◆ **THE PROBLEM**: Go line by line through the records and tally those that include "ipsum". Respond with the tally only.

◆ **SUPPLIED MATERIAL**:
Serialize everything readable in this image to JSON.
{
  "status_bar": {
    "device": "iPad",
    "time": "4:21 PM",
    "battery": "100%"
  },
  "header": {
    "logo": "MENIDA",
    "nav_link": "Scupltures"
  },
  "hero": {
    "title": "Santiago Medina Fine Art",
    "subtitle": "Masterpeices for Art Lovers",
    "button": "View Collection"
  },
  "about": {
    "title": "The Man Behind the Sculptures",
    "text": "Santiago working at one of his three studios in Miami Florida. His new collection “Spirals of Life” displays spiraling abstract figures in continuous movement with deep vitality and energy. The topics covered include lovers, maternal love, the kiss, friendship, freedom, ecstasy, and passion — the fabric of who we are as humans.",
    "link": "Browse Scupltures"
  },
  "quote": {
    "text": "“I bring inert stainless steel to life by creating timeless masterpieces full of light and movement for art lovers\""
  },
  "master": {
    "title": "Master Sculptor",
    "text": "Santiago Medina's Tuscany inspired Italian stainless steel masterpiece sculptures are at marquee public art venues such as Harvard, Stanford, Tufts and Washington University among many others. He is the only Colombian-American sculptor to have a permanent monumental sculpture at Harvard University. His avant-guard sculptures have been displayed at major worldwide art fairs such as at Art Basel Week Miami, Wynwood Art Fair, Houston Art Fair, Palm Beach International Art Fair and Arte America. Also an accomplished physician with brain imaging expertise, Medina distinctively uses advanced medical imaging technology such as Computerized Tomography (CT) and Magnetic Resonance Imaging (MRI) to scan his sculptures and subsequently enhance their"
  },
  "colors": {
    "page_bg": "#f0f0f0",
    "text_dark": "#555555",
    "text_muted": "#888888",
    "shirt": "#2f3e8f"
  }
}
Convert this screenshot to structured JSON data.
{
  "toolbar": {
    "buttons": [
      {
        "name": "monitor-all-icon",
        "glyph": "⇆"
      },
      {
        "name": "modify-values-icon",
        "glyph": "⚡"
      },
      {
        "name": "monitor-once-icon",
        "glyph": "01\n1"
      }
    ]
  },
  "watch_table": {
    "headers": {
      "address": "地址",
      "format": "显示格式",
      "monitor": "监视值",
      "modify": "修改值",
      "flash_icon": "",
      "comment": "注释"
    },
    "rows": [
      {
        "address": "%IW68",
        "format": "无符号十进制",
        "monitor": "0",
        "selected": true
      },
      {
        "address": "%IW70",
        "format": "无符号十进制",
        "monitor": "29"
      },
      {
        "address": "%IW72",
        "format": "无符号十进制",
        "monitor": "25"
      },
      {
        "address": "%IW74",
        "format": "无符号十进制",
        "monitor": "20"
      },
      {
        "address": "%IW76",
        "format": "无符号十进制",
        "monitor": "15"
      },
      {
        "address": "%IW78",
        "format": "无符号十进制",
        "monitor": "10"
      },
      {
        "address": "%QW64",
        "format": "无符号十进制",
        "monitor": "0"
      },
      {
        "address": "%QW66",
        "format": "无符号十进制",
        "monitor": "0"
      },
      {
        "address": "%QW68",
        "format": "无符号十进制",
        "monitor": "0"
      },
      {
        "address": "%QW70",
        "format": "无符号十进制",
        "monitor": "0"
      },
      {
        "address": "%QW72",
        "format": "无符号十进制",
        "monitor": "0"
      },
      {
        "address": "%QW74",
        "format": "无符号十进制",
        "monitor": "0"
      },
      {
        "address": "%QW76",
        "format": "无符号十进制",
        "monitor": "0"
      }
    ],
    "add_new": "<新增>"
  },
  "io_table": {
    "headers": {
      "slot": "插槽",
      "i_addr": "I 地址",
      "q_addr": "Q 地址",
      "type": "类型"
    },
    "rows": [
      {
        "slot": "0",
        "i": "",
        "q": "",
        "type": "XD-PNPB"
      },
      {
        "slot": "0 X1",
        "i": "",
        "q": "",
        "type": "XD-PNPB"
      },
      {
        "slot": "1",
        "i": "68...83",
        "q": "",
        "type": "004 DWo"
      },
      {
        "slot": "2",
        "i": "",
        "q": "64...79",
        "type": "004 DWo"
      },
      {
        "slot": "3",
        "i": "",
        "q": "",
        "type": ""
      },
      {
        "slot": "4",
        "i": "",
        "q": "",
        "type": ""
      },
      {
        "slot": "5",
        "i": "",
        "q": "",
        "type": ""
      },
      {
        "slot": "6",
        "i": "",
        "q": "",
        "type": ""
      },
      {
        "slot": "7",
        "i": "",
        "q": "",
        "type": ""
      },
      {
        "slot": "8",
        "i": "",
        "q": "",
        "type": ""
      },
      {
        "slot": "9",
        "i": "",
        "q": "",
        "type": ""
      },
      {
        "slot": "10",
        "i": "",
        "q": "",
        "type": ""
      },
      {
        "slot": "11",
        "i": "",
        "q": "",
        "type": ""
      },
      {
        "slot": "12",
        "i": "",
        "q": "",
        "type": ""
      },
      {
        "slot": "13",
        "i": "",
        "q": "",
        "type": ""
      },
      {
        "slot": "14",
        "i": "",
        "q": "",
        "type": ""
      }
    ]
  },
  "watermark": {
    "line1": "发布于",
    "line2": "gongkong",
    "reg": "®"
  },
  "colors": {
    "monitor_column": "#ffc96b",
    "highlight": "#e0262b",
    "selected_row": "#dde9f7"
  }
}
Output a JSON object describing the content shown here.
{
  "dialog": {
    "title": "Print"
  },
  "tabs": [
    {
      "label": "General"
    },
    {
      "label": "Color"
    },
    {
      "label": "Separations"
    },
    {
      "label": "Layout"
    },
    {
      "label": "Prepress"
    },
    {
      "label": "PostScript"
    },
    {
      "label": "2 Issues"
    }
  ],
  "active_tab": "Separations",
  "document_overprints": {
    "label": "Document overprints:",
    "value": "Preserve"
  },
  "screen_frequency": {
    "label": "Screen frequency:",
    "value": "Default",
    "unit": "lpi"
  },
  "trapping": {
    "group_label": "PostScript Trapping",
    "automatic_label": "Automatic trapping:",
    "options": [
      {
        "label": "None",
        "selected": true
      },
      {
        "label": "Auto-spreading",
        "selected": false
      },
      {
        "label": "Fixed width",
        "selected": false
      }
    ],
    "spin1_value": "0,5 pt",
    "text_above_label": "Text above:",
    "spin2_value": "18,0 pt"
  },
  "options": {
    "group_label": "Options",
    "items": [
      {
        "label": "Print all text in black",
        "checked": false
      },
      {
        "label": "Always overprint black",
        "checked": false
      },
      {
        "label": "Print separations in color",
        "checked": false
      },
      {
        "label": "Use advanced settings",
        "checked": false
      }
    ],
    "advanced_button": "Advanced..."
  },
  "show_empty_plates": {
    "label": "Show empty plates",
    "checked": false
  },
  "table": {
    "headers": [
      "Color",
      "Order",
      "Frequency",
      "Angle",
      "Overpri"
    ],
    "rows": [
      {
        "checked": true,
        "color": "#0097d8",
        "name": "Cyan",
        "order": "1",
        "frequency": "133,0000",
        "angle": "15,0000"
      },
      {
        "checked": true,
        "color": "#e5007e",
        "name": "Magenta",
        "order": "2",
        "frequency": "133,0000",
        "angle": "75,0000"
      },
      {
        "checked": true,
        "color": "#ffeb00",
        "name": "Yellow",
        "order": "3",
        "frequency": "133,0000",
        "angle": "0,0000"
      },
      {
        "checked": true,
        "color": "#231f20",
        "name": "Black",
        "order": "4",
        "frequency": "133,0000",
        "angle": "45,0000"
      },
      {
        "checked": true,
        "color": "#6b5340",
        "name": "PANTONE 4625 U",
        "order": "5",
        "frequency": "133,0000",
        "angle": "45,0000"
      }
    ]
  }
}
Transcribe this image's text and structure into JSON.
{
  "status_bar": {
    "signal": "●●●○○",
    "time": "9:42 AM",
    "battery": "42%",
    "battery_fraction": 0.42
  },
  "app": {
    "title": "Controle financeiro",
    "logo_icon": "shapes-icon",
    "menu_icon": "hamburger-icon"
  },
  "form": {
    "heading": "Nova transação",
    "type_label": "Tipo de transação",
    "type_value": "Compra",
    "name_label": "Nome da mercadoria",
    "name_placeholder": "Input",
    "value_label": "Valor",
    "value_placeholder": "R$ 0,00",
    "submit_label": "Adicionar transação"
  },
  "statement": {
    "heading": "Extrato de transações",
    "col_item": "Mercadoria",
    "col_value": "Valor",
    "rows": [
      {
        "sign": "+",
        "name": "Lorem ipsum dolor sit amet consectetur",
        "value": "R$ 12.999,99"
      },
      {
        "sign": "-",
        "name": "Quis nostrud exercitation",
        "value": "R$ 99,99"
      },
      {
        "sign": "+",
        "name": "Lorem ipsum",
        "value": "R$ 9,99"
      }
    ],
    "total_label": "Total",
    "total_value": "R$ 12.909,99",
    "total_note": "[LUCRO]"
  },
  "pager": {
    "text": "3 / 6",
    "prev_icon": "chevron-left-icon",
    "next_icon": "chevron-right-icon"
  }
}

◆ **RESULT**: 2